That is but a brief synopsis of the history of Leipzig. What continues to intrigue me is the contrast in architecture. In my opinion you can tell a lot about the real state of affairs in a place by looking at the architectural state of the buildings. This is mainly due to the fact that each building is built in its own time and surrounded by some mitigating circumstances unique to it. You will often find some baroque style buildings with rococo style architecture in Leipzig. But that is not what is most fascinating about the contrasts in Leipzig. To best explain these contrasts I need to tell a story of one fine Sunday (Well, it was fine since the weather was God awful and I was in a bit of a slump and felt like I wanted to drop all else and just go home), but anyhow this is how it went. On a Sunday a few months back I was feeling rather homesick after almost 2 years away from family and Namibian culture, I spent the entire day indoors watching documentaries about world cultures and similarities. Okay, fine this is a common occurrence, that I sit at home and watch independent documentaries about subjects that interest me at that point in time. back to the that specific Sunday, I was home the entire day and decided the pity party was over, but the only way I would get over this slump was to get some fresh air, but guess what; there were some Columbus clouds looming and I felt even worse since I couldn't go far.

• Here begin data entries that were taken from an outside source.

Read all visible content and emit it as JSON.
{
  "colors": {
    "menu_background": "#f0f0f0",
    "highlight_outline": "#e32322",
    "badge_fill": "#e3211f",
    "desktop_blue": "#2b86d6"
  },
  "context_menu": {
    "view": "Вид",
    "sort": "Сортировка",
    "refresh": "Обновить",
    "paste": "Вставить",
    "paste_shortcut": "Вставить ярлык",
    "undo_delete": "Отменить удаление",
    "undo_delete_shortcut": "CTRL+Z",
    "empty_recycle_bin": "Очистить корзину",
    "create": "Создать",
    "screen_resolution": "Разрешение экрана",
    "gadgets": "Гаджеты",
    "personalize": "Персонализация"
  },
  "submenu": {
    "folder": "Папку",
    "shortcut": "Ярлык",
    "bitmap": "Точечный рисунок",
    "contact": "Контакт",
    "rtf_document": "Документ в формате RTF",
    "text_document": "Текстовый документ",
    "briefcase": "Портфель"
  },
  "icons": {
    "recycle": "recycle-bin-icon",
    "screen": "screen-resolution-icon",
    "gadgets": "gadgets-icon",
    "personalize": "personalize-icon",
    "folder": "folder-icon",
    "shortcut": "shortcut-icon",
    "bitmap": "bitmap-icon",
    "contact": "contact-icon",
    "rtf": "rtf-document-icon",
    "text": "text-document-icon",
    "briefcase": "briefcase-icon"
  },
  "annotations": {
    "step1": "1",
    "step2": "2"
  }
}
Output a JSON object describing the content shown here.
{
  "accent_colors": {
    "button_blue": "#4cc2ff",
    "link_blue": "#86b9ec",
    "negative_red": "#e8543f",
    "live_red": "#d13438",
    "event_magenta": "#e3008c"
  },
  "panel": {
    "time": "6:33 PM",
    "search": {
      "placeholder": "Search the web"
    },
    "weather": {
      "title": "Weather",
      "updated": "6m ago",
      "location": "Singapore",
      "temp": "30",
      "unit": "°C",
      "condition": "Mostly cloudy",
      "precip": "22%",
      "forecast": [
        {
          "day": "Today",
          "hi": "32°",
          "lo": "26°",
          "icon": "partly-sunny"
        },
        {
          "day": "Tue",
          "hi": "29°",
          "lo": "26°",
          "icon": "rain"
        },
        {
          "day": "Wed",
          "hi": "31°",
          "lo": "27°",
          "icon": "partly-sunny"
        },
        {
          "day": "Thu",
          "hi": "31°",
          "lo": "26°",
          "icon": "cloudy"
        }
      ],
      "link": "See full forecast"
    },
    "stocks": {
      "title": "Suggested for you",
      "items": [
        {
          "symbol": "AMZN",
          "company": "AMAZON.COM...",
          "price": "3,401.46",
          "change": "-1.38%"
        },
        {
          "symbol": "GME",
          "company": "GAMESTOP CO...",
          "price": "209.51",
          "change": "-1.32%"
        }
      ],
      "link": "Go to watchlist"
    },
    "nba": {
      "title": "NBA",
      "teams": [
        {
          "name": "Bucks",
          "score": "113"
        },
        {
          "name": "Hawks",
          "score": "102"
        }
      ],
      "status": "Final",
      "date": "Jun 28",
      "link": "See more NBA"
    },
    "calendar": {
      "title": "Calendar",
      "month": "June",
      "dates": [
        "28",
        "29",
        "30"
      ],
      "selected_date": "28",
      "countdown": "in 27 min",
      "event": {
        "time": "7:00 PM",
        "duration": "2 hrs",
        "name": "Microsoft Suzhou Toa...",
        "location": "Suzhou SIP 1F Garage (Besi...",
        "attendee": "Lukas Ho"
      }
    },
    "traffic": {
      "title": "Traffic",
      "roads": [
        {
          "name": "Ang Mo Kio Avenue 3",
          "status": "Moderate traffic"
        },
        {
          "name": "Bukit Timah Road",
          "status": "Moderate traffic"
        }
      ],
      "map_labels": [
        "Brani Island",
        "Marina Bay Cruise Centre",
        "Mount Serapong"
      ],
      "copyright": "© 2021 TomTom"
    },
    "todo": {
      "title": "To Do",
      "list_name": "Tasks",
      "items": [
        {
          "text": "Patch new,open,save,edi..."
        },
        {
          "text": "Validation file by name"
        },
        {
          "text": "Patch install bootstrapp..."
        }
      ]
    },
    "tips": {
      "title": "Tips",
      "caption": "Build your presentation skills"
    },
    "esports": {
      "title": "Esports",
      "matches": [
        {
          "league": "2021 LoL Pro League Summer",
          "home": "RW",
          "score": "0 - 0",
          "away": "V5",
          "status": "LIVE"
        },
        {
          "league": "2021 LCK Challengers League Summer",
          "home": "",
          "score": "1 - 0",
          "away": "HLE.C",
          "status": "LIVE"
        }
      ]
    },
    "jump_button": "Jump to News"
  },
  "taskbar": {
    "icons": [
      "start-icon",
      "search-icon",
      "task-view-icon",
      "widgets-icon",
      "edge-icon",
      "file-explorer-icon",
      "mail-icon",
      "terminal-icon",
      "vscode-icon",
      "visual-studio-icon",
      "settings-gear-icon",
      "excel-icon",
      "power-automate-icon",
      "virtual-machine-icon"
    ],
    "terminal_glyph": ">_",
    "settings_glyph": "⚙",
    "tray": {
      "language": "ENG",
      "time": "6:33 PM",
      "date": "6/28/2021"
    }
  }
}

Me being me I decided I was going to take a safest route I knew possible, (follow the tram line that way if it does start to rain there would be definite shelter at a tram stop :D ). As I walked down this really long street I can to notice out my pure homesickness how I was likening trees to those from home, and i eventually ended up looking at the buildings. Needless to say I discovered so much about Leipzig on this one day. It felt like the further away I got from the city center the more dilapidated buildings one could find in a consecutive row and then surprisingly a very neat looking block of apartments a midst the rundown buildings from post world war two periods. As if that was not interesting enough, I came to the end of this road after about an hour of aimlessly walking around. So I took a really small exit street that had a sign stating that it leads to one of the more exciting excursion spots in Leipzig; the Cospudener Lake. On my way there I passed by many little gardens, all decked out with pretty flowers and fruit trees, well mostly cherry trees anyway. A 20 minute walk later I was in a rather fancy looking neighborhood, with its gated community feel. This was a place with so many Villas you wouldn't believe and down the road about a 5 - 10 minute drive were buildings that have seen better days, and most probably also people that are on the lower side of the economic scale. From this experience my view of Germany and Germans in general has changed. I think we all have our prejudices and assumptions about a people. But clearly there isn't much difference between most African countries I have been to and Germany after all in the sense that the poor are really poor and the rich are really rich. Mind you I saw some pretty high walls and you know what they say about high walls around houses.

In the images below you can see the architectural differences that one can find in the Zschochersche Stra├če in the Plagwitz neighborhood an up and coming hip place to live, it dawns some of the fastest growing software start-ups and other SMEs, Spreadshirt is located here for instance. The old warehouses make a good working place for open office setups and high ceilings.

Architectural differences

Throwback days

Lonely bench along the river

The rails to ...

There any many different contrasts in Leipzig, those in the architecture, the way people perceive life, and of course the all European re-occurring adage: Finding oneself. But these are topics for another blog post.